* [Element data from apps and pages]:
========

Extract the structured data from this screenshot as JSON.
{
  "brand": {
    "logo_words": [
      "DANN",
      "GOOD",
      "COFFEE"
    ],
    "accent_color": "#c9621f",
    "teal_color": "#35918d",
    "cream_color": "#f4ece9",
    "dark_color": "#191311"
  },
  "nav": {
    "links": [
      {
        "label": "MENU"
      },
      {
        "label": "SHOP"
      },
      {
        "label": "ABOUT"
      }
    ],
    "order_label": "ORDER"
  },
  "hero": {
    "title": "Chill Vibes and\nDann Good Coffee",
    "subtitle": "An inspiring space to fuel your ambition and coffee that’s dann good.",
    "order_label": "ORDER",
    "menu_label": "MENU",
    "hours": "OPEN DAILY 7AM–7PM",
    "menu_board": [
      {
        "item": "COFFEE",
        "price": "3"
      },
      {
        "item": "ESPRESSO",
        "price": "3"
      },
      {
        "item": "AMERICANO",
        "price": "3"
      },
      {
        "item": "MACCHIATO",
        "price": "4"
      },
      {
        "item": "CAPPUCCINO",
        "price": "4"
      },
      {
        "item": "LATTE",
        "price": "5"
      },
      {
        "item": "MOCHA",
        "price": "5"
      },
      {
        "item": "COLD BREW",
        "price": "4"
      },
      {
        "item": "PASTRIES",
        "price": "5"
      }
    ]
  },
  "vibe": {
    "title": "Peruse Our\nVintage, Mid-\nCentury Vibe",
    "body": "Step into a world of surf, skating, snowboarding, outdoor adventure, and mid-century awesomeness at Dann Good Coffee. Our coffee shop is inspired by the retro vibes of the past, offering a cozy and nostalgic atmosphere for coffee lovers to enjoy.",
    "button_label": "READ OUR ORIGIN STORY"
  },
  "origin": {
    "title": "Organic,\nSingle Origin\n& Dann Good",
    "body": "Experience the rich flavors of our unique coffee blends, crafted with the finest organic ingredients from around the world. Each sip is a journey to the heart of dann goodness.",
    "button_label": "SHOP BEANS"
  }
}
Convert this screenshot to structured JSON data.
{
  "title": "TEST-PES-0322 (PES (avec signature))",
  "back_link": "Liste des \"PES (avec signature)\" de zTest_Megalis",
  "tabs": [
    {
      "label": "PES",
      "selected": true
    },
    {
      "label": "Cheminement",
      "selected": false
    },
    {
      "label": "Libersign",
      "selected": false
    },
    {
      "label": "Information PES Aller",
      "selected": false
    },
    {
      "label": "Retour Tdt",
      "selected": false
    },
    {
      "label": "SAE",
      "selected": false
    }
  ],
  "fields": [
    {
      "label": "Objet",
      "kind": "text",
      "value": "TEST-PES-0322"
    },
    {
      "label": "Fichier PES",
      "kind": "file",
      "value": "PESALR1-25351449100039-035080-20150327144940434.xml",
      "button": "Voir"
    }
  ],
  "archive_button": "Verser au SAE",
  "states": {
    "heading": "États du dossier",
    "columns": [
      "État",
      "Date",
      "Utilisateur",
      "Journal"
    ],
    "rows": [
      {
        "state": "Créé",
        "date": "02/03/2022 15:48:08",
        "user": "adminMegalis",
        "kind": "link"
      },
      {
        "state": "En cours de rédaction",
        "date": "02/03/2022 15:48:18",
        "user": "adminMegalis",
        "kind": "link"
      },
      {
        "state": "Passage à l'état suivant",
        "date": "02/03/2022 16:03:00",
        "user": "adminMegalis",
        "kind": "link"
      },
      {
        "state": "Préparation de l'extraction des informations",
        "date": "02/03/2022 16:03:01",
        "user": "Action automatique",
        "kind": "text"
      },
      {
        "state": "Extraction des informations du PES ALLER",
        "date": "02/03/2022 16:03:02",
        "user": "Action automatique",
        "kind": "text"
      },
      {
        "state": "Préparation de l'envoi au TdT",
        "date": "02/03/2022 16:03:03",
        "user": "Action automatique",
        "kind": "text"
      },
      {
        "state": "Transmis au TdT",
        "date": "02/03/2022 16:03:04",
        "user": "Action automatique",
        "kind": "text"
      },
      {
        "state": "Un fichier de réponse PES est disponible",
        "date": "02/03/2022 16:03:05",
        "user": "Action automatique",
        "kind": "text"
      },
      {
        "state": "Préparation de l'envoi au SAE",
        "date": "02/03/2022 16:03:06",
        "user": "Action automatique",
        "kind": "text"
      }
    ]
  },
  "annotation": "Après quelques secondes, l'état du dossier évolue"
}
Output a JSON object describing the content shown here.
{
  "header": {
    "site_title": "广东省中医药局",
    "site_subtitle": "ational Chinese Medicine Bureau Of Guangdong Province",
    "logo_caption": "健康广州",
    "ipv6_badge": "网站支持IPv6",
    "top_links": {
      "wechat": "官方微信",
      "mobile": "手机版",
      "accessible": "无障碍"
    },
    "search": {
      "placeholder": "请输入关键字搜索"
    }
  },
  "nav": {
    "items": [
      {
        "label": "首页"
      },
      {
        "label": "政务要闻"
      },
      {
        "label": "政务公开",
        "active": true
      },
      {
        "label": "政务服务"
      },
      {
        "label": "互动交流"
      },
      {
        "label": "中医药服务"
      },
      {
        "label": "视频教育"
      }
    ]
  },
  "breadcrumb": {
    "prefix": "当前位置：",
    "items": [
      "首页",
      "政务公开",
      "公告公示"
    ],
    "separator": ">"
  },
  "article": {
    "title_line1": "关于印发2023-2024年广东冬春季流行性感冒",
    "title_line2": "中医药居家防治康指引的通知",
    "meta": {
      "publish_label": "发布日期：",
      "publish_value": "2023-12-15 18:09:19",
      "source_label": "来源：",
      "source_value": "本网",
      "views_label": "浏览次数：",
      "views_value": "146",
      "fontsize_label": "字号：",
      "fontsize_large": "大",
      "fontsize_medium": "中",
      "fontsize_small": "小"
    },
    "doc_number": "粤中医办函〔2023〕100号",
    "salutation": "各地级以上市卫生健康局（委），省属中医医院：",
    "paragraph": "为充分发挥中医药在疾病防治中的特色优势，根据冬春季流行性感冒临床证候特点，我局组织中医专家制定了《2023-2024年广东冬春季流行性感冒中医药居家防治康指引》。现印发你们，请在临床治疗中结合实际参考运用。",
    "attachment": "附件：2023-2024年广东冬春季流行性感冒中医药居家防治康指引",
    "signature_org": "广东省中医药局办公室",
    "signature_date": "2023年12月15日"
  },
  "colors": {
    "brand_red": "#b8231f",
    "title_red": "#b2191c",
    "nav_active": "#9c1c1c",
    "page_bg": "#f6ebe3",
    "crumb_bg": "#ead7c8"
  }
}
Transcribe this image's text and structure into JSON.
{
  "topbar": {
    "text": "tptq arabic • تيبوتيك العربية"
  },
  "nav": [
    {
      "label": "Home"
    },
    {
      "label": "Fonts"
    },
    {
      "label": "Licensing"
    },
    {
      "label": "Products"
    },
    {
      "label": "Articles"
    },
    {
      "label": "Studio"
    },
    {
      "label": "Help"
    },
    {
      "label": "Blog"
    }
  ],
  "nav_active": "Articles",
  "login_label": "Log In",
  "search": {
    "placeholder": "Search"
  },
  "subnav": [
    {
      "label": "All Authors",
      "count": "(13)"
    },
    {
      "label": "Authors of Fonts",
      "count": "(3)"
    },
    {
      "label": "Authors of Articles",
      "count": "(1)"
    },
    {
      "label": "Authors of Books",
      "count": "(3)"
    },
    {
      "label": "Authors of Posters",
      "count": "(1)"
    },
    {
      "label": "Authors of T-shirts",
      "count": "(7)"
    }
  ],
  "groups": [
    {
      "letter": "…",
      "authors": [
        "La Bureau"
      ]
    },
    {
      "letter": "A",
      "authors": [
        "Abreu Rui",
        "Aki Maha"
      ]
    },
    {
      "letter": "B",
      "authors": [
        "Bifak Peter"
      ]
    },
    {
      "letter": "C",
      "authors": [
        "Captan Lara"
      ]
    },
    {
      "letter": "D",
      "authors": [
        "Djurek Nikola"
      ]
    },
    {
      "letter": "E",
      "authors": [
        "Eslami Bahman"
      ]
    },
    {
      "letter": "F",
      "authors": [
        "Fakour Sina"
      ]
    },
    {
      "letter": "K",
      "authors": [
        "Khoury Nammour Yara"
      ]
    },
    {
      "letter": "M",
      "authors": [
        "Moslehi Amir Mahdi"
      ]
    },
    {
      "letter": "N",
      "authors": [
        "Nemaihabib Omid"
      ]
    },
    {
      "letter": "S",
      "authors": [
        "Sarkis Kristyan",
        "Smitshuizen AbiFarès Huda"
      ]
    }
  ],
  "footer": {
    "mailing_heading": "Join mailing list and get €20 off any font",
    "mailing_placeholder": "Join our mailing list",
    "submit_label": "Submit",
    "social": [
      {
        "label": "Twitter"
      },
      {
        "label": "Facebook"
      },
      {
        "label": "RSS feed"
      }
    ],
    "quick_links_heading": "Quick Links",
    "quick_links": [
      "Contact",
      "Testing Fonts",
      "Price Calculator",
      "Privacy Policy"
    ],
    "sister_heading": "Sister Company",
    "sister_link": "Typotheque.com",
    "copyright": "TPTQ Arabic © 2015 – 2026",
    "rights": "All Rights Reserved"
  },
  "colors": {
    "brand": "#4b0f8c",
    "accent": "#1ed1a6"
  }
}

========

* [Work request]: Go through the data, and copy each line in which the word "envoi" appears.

* [Exercise output]:
        "state": "Préparation de l'envoi au TdT",
        "state": "Préparation de l'envoi au SAE",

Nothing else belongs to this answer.